Concept art by Mary Blair. &copy Disney.

Storyboard to Film Comparison—Opening Sequence

To assist in the animation of Cinderella, Walt Disney had most of the scenes involving human characters filmed using real actors in costume. The storyboards for Cinderella provide a unique blend of Photostat copies of still frames from this film intermingled with traditional hand drawn artists' renditions. This segment presents a split screen for the opening sequence of the movie, comparing a sampling of these fascinating and unusual storyboards with the final film.

1922 Cinderella Laugh-O-grams: Cinderella

A look back at the early days of Walt Disney's career, highlighting Walt's unusual black-and-white, silent animation—the earliest existing animation done by Disney.

Excerpt from “The Mickey Mouse Club” with Helene Stanley (original Air date: January 24, 1956.) Helene Stanley was the live action model used for Cinderella, and she gamely sings some of the songs from the film and interacts with the Mouseketeers.

Mice prepare to help Cinderella. &copy Disney.

Theatrical Trailers

This section contains the original release trailer and reissue trailers from 1965, 1973, 1981, and 1987. The main reason to watch the trailers is to see how trailers themselves have changed over the years. Additionally, seeing the sad condition of the film in the trailers makes you feel even more grateful for the restored DVD version.

Games and Activities

“The House of Royalty” features fashion designer Isaac Mizrahi and some of the cast from Extreme Makeover: Home Edition. “Sally,” (Alyson Stoner) from Mike's Super Short Show on the Disney Channel, does a dress makeover with Mizrahi and a room makeover with Paul DiMeo, Michael Moloney, and Constance Ramos (sorry, Ty fans.) The featurette reeks of ABC tie-ins, but as with the other advertising ploys, your children will overlook it to see some of their favorite TV personalities. At least it is a more logical choice than the “ESPN Cinderella Stories.”

“The Royal Life DVD-ROM Design Studio”

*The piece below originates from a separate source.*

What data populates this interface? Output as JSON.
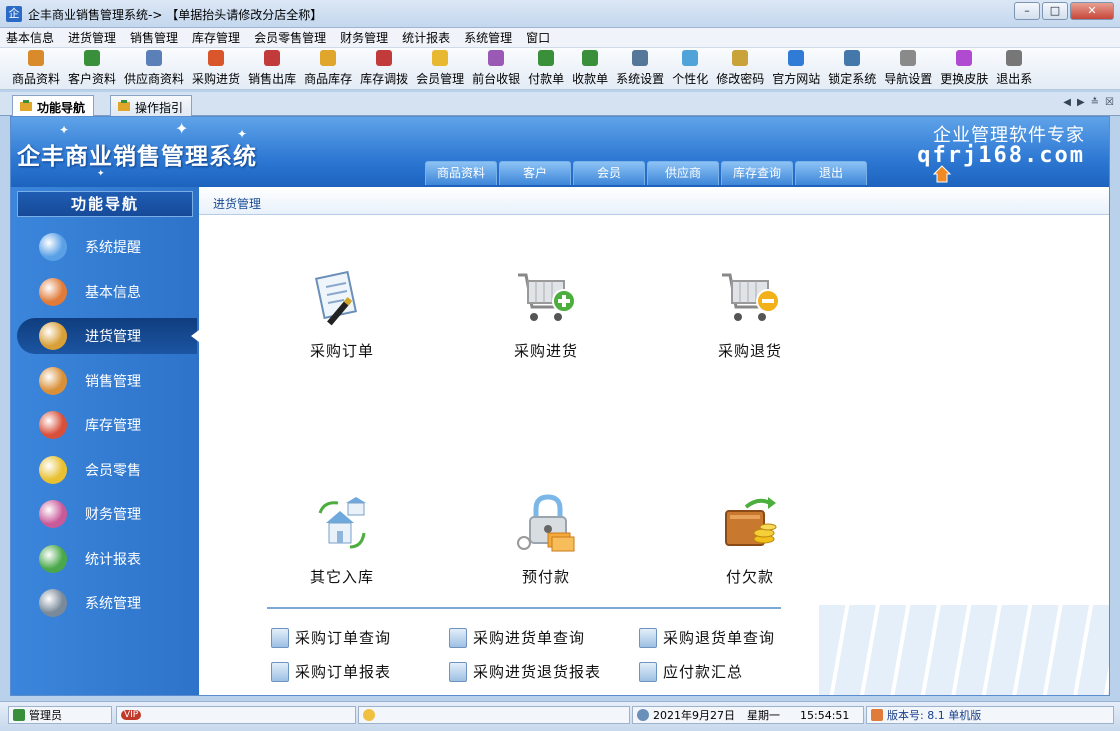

There are three games on the DVD-ROM: Princess Gown Designer, Palace Designer, and Dream Room Makeover. All three are similar in style; kids can click on various options and create various rooms and dresses. One interesting feature allows kids to place their own picture (either scanned or from digital files already on the computer) on the mannequin. The games are best suited for children ages 5 to 9.

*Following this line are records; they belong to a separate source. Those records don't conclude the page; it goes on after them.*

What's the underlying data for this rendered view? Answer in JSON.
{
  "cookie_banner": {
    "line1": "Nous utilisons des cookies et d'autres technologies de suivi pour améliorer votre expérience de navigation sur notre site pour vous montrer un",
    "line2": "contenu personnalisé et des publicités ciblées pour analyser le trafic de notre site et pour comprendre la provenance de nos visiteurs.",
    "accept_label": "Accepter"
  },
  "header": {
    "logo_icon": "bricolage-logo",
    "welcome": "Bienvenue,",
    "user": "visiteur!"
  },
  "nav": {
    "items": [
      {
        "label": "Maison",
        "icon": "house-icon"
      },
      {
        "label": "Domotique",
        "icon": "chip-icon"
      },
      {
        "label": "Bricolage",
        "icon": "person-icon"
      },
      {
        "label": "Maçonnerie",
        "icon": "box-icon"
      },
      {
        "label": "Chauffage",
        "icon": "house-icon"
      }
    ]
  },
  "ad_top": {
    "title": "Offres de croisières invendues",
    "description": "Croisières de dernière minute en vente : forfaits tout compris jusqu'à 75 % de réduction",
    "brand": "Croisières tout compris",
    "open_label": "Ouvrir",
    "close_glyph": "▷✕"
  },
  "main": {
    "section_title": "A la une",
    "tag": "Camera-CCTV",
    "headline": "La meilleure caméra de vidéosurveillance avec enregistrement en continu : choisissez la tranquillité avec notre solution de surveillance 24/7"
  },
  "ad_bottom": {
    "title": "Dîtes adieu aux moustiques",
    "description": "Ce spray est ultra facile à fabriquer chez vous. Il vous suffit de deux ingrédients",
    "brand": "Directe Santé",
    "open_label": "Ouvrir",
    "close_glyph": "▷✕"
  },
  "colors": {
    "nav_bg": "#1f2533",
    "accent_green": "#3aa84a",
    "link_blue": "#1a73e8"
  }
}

“Princess Pajama Jam” is a recycled featurette from Disney Princess Party Vol. 2. It's a dance session with a narrator calling out moves like at a square dance while clips of princesses play on the screen. Only interesting to very young children.

Music and More

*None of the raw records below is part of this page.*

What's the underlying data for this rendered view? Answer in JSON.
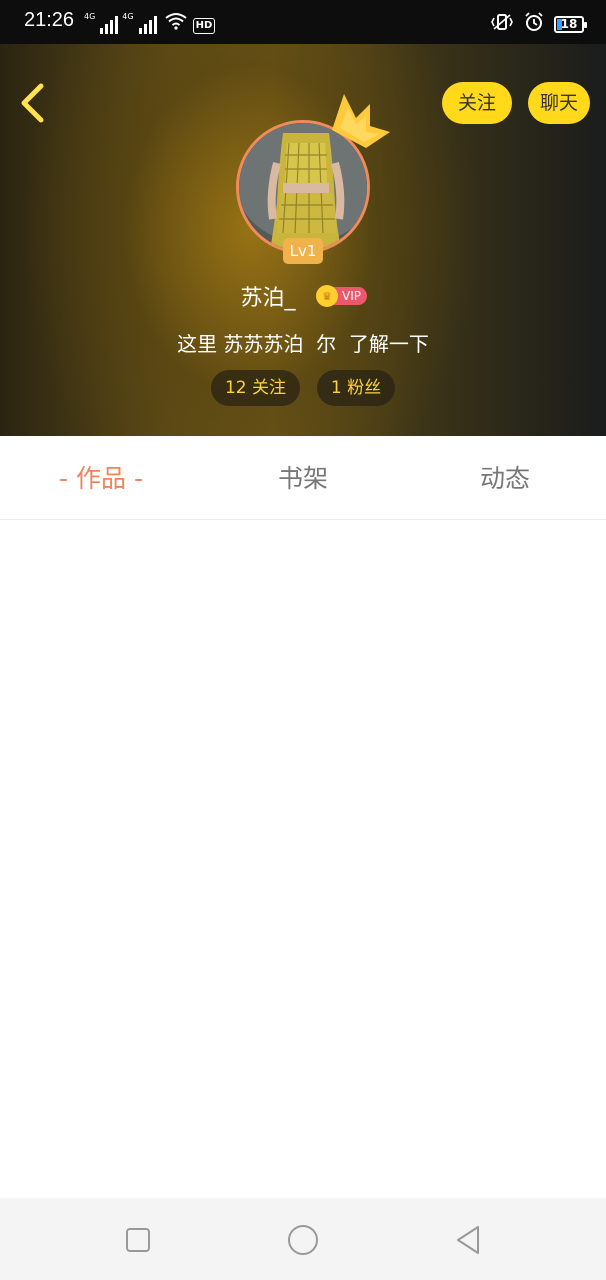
{
  "status_bar": {
    "time": "21:26",
    "net1": "4G",
    "net2": "4G",
    "hd": "HD",
    "battery": "18"
  },
  "header": {
    "follow_label": "关注",
    "chat_label": "聊天"
  },
  "profile": {
    "level": "Lv1",
    "username": "苏泊_",
    "vip_label": "VIP",
    "bio": "这里 苏苏苏泊  尔  了解一下",
    "following": "12 关注",
    "fans": "1 粉丝"
  },
  "tabs": [
    {
      "label": "- 作品 -",
      "active": true
    },
    {
      "label": "书架",
      "active": false
    },
    {
      "label": "动态",
      "active": false
    }
  ],
  "colors": {
    "accent_orange": "#f0845a",
    "button_yellow": "#ffd91a",
    "stat_text": "#ffd23a",
    "vip_red": "#e85a6b"
  }
}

This section contains many of the original demo recordings for songs that were eventually cut from the final film, including “Dancing on a Cloud,” discussed by Don Hahn in the previous featurette. It also contains the complete title song “Cinderella“ as an original demo recording.

The Video, Audio and Interface

The restored film is presented in the original theatrical aspect ratio 1:33.1. As I gushed about in the opening paragraph, you won't believe how clean and crisp the picture is and how bright the colors are. The film has never looked so good—not even in its first release. You can choose from two different audio versions: The 5.1 Disney Enhanced Home Theater Mix (designed with newer home theater systems in mind) and the original theatrical soundtrack version. Since we have a traditional TV set-up in our house, we chose the original soundtrack. The soundtrack has been completely restored and complements the beautiful visuals.

The interface is animated and matches well with the visuals of the film. Since there are so many special features on both discs, children (and adults) can become a bit muddled trying to find the particular song or feature they would like to watch. The DVD guide that comes with this version has a navigational overview which is very helpful, so I would suggest keeping it near the remote until the family gets familiar with the features.

&copy Disney.

The Final Evaluation

Even if the DVD had no bonus features at all, the movie by itself is a must-own for most Disney animation fans. The many featurette are icing on the cake. Sure, there are a few clinkers with some of the ABC and Disney channel tie-ins, but overall this is an extremely detailed and high quality release.

And they lived happily ever after. &copy Disney.